‘There are 4 types of people in the world. Normal folks like us and the neighbours – farm folk like the Cunninghams; those like the Ewells down at the dump and the Negroes’
Scout shows a much more unbiased view, she does not really know why the people at Calpurnia’s church are different and when people say her father is a ‘nigger lover’ she does not know what it means, just that the person said it as if it were a terrible insult.
The relationship Scout has with Calpurnia shows us many things about Scout, Calpurnia, Atticus and Atticus’s sister. Scout respects Calpurnia and Atticus allows Calpurnia to discipliine Scout like a mother would, however Aunt Alexandra views Calpurnia as a lower class citizen and does not feel it is healthy that she is raising Scout.
Another thing that makes Scout’s character important, aside from the fact she is learning and growing throughout the book are her relationships. Scout has a typical brother/sister relationship with her brother Jem. She feels typical emotions of being ignored when Jem is growing older. She also feels anger and sadness when Jem destroys her toy baton and when he will not tell her why he is crying.
Another relationship involving Scout in the novel is her relationship with Dill. Dill is adventurous and without his curiousity, Boo would have never been as high on Scout’s radar. Dill and Scout are very close; they want to get married when they are older. Scout demonstrates loyalty when she attacks her cousin for calling Dill names and friendship when she hides him underneath her bed.
The most important of Scout’s relationships is her friendship with Boo Radley, despite not knowing it. Scout first discovered his knot hole gifts, received a blanket from him during the fire and finally had her life saved by him. Scout manages to see that Arthur is not a monster and when her father spares him the public attention of it being known that he saved Scout from Mr Ewell. She identifies with it as can be seen below:-
‘It would be kind of like killing a Mockingbird wouldn’t it Atticus?’
Scout uses the Mockingbird metaphor, which can be applied to both Tom Robinson and Boo Radley in the novel; she is the only character to do this in the novel, making her all the more memorable. Atticus had told her earlier in the book, not to shoot these birds because they never do anything wrong, they just make music.

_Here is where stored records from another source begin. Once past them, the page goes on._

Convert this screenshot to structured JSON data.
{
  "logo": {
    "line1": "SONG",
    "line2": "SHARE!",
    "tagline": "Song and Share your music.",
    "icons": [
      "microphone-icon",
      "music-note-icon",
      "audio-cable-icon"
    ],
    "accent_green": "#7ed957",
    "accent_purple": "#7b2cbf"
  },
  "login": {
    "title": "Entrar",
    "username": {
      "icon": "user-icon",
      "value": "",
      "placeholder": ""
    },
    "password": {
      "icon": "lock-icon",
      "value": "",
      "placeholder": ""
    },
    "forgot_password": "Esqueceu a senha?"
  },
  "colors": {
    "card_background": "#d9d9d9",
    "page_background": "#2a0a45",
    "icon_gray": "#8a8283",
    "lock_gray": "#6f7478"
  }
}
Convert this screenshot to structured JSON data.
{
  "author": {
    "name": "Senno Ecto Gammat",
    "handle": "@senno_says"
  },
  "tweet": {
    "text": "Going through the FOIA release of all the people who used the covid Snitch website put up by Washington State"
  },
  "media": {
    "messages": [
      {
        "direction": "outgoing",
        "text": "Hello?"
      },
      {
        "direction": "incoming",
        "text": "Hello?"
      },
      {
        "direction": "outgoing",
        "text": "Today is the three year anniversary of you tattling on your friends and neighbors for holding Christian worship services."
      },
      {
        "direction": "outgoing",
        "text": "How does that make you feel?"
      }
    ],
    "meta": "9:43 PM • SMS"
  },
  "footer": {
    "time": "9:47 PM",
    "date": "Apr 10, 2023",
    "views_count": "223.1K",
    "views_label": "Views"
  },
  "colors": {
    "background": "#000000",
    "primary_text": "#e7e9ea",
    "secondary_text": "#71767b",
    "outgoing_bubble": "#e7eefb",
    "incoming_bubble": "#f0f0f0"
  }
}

Scout’s own views of Atticus changes a great deal throughout the novel. Despite loving to read the newspaper with her father and wanting to know all about his job as a lawyer. Scout views Atticus’s talents as being academic alone, along with his knowledge of life. When Atticus shoots the rabid dog, Scout gains even more respect for Atticus. She had always thought that Atticus was unable to shoot a target successfully and that was why he didn’t shoot. When Scout discovers that Atticus chooses not to shoot, she doesn’t really know why.
As well as her empathy, innocence and eagerness to learn, Scout has other good attributes, however for me, one of the things that Scout added to the novel was a humourous element. As a writer, Harper Lee makes the novel more enjoyable by including humour. Scout’s misunderstandings and witty remarks help brighten a novel which deals with emotive subjects such as death and rape, lifting the tone and making a serious novel less depressing to read. This is one of the reasons I personally hold the feisty Scout as my own favourite character.
In conclusion, I think Jean Louise Finch, aka Scout, is the most memorable character in the novel for a variety of reasons, including her innocence and her understanding developing as she matures throughout the novel; her relationships with others, the fact her adult self narrates the novel and, of course, the humour that she adds to even the most moving scenes of the play. Harper Lee lets the reader grow to love Scout and only a good author can do this.